### [What the task requires]
Scan each line of the records for the word "triggered" and extract the ones that have it.

### [Record set]

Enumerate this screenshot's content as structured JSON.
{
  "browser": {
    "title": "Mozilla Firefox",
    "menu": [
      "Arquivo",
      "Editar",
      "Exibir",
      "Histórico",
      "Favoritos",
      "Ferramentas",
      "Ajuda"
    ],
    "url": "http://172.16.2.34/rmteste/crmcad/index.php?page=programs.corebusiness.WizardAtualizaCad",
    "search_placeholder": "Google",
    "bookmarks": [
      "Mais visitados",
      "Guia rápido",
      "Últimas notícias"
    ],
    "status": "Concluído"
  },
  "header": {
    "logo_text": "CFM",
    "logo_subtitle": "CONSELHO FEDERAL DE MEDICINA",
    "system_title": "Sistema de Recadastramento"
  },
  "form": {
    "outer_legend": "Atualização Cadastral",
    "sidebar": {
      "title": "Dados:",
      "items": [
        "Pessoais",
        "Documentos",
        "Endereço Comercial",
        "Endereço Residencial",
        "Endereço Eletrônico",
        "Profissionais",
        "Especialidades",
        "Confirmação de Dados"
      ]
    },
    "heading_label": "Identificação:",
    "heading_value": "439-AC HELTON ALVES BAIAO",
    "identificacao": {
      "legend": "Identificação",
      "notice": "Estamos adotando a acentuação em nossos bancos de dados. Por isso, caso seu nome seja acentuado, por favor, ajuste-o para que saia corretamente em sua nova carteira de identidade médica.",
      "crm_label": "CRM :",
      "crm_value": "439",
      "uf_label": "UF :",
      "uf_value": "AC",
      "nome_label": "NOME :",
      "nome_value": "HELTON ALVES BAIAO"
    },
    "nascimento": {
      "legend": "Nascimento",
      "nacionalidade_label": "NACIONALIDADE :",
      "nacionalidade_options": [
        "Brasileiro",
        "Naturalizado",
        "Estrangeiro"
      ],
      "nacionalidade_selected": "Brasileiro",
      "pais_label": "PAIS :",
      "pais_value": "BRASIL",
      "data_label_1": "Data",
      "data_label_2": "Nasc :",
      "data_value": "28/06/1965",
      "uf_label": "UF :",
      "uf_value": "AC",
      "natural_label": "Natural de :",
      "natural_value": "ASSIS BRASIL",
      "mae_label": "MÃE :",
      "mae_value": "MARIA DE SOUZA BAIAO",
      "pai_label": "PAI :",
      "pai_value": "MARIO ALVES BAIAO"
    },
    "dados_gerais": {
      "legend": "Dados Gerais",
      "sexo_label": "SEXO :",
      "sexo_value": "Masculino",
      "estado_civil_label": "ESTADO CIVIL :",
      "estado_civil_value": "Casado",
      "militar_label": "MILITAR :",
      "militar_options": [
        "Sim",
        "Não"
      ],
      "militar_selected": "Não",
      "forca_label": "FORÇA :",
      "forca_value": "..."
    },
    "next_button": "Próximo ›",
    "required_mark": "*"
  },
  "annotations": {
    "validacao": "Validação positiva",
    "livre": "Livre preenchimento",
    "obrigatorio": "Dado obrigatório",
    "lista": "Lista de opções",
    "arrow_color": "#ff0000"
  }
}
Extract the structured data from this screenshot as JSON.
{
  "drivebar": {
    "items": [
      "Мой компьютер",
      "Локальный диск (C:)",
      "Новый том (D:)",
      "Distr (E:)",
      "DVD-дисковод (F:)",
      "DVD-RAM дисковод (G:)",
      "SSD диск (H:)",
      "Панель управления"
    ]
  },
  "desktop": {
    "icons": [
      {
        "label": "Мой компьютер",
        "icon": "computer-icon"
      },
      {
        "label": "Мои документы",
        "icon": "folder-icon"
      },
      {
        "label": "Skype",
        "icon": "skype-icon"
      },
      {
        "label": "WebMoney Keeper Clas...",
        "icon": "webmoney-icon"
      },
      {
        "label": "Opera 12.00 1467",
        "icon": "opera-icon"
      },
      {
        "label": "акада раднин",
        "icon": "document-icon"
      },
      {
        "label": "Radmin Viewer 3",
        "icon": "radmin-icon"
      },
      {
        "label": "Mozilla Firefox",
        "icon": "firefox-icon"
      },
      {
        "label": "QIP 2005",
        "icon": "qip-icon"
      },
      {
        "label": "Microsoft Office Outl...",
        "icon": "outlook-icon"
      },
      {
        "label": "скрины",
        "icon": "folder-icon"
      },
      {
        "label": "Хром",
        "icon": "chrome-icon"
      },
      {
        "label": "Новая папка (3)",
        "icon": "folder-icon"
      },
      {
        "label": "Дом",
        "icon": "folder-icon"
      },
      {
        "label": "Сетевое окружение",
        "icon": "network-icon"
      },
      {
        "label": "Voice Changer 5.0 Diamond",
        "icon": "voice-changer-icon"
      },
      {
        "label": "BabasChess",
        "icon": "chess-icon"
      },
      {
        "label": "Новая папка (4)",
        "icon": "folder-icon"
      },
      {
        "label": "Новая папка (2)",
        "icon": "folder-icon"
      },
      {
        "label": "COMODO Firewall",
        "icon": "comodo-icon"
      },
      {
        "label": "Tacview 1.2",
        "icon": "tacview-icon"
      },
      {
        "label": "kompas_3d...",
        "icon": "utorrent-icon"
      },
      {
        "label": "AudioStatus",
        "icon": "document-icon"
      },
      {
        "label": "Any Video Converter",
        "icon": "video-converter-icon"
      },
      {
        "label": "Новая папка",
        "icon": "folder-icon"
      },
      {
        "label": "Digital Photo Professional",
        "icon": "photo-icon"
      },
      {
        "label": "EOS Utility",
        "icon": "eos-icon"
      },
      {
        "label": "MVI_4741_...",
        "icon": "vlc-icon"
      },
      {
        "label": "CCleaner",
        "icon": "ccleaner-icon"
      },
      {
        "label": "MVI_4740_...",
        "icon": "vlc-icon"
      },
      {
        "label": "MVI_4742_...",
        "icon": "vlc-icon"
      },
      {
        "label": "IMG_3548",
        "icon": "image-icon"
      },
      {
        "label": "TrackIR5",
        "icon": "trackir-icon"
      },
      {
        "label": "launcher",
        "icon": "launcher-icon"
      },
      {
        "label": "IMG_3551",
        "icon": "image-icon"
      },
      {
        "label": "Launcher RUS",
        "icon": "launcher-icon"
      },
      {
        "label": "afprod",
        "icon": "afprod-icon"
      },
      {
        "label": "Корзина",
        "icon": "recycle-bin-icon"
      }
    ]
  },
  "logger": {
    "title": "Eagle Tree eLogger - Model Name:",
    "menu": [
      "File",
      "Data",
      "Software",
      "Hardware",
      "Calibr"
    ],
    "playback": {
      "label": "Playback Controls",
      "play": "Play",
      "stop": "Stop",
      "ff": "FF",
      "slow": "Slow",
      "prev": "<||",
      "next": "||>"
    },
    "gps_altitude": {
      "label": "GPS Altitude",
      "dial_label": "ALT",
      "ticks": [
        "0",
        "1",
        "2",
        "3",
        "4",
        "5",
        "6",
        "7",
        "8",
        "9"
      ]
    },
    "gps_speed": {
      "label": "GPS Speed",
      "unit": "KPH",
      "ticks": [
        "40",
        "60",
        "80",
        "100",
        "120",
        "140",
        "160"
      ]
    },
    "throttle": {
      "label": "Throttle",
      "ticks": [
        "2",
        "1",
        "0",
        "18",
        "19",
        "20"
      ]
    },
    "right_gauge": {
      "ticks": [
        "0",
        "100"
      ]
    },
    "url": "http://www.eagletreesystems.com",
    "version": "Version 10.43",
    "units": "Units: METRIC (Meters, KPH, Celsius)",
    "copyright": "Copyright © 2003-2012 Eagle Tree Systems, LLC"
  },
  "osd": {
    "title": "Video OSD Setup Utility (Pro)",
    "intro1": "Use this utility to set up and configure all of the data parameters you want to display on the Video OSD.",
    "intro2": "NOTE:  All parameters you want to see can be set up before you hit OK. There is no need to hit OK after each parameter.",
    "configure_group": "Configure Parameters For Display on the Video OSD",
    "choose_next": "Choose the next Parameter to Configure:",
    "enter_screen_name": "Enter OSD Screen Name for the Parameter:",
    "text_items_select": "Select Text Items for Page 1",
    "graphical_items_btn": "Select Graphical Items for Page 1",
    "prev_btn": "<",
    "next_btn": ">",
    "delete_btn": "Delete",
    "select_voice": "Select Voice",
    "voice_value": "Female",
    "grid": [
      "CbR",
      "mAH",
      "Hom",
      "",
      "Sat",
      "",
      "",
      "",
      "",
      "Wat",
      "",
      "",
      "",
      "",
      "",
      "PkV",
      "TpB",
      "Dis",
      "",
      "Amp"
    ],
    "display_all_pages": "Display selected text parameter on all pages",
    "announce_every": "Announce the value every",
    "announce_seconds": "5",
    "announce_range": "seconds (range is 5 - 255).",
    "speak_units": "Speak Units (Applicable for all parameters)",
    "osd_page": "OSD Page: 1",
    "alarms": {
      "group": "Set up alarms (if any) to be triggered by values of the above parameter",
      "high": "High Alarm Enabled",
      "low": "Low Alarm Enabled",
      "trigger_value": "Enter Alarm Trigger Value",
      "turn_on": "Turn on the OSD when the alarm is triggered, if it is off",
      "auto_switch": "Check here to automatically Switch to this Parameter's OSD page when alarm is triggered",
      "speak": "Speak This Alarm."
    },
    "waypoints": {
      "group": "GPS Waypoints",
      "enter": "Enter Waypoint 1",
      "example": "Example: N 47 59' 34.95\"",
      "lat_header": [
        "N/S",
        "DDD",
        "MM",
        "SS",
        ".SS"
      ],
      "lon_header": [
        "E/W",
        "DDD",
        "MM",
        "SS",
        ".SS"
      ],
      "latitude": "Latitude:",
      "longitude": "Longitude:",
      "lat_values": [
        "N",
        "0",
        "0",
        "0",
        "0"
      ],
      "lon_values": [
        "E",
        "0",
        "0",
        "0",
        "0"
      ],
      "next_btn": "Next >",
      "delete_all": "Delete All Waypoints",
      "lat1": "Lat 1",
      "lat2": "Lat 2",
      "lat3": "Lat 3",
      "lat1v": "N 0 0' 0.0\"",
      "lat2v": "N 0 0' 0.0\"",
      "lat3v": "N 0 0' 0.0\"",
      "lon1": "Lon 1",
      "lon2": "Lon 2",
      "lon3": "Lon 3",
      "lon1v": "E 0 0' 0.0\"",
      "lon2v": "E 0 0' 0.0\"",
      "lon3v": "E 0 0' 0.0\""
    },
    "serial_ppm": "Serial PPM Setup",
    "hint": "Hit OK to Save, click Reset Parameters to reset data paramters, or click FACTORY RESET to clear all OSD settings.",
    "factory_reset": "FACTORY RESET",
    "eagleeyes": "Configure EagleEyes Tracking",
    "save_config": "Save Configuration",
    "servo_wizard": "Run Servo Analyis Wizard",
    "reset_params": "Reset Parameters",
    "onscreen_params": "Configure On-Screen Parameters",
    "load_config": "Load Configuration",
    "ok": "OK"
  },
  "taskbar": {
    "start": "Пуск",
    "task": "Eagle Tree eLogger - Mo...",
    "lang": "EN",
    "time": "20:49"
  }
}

### [Solution]
      "group": "Set up alarms (if any) to be triggered by values of the above parameter",
      "turn_on": "Turn on the OSD when the alarm is triggered, if it is off",
      "auto_switch": "Check here to automatically Switch to this Parameter's OSD page when alarm is triggered",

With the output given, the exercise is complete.